● **Data section**:
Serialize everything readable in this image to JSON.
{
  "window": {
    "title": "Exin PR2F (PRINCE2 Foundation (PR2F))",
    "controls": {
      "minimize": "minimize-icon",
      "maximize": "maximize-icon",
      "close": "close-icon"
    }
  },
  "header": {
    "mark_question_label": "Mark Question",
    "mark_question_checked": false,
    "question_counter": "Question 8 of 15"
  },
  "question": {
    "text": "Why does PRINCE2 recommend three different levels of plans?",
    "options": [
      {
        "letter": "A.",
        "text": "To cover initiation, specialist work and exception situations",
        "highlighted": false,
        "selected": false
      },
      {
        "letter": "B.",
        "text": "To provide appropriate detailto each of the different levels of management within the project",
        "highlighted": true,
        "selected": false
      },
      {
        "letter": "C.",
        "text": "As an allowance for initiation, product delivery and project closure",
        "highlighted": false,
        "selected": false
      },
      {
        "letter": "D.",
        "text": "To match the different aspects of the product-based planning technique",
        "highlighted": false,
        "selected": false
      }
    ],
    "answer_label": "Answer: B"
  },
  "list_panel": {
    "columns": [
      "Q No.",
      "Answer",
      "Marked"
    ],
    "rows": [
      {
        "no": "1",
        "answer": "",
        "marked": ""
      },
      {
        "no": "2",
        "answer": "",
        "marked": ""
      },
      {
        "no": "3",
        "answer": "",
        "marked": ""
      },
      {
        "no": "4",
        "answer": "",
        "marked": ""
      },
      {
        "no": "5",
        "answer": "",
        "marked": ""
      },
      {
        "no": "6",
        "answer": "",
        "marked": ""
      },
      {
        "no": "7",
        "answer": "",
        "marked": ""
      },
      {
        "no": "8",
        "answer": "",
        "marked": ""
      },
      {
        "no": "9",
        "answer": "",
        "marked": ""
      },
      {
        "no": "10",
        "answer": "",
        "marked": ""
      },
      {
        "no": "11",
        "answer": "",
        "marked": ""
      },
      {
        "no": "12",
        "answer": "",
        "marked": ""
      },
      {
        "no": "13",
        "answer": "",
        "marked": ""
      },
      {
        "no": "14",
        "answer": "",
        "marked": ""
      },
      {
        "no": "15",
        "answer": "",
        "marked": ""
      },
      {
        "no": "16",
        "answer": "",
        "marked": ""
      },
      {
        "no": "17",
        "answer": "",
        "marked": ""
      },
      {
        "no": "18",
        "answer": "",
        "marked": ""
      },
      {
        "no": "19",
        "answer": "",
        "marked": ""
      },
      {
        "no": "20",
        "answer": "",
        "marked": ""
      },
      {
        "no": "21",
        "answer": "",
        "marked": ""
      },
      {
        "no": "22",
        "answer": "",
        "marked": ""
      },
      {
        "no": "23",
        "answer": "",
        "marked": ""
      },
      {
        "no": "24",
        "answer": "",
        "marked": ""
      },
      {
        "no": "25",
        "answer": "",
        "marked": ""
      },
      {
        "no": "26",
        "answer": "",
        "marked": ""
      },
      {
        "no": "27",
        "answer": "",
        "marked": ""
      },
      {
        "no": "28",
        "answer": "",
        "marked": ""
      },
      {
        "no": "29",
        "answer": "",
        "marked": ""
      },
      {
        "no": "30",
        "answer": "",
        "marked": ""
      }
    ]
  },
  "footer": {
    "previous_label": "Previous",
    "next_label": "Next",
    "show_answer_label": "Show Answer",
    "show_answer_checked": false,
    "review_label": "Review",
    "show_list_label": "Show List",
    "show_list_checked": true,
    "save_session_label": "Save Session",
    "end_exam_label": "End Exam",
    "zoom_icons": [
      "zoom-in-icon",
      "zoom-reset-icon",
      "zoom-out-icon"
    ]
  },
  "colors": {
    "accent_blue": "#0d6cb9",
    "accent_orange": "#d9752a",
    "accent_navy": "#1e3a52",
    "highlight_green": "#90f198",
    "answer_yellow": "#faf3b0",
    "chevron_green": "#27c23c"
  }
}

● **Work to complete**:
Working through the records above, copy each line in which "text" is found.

● **Task result**:
    "text": "Why does PRINCE2 recommend three different levels of plans?",
        "text": "To cover initiation, specialist work and exception situations",
        "text": "To provide appropriate detailto each of the different levels of management within the project",
        "text": "As an allowance for initiation, product delivery and project closure",
        "text": "To match the different aspects of the product-based planning technique",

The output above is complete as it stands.